**Action item:** The output should be every line below that includes the word "Hartford".

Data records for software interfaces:
Content starts

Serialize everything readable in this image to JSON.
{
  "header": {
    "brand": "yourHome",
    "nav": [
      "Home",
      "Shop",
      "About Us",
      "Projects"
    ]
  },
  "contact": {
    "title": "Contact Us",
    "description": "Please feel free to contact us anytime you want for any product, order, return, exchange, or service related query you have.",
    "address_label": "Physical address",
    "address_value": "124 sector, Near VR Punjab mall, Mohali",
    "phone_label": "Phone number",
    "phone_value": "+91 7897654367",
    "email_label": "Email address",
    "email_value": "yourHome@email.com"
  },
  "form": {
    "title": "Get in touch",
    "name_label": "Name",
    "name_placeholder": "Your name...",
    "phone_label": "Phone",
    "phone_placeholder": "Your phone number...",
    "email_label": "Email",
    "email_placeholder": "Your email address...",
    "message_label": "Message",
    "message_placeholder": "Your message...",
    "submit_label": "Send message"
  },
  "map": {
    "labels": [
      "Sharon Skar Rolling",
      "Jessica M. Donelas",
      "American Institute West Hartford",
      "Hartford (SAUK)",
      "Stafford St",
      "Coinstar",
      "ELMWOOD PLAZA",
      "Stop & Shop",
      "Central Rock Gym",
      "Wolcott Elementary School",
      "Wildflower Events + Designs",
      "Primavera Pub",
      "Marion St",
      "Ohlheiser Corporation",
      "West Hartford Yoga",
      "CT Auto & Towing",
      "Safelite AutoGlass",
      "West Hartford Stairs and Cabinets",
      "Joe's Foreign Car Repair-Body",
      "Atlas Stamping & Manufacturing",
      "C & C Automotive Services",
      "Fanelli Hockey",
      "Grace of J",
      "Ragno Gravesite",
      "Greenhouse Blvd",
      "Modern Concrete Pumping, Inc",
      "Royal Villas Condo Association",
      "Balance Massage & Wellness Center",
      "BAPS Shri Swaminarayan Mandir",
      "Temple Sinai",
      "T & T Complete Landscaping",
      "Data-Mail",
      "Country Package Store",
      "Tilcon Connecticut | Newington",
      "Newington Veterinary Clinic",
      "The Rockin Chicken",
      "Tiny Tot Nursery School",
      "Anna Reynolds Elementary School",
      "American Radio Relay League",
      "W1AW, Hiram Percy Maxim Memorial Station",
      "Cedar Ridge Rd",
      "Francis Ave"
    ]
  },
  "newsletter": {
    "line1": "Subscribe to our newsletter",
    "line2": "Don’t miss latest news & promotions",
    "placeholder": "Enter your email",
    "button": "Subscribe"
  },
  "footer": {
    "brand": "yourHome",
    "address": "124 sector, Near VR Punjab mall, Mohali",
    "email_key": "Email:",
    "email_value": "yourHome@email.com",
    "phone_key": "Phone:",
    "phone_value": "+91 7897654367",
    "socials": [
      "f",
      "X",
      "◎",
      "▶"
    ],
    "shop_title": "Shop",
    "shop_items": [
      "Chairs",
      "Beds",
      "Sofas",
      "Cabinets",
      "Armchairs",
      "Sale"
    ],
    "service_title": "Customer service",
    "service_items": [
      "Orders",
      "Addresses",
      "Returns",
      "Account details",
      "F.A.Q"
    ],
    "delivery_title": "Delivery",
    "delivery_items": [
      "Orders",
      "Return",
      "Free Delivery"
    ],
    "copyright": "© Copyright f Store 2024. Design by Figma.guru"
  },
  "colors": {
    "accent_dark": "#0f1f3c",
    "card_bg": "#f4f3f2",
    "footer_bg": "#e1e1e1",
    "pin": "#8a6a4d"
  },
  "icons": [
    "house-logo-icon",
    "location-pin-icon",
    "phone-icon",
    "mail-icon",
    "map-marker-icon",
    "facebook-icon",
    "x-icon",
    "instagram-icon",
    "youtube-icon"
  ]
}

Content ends

**Response to this exercise:**
      "American Institute West Hartford",
      "Hartford (SAUK)",
      "West Hartford Yoga",
      "West Hartford Stairs and Cabinets",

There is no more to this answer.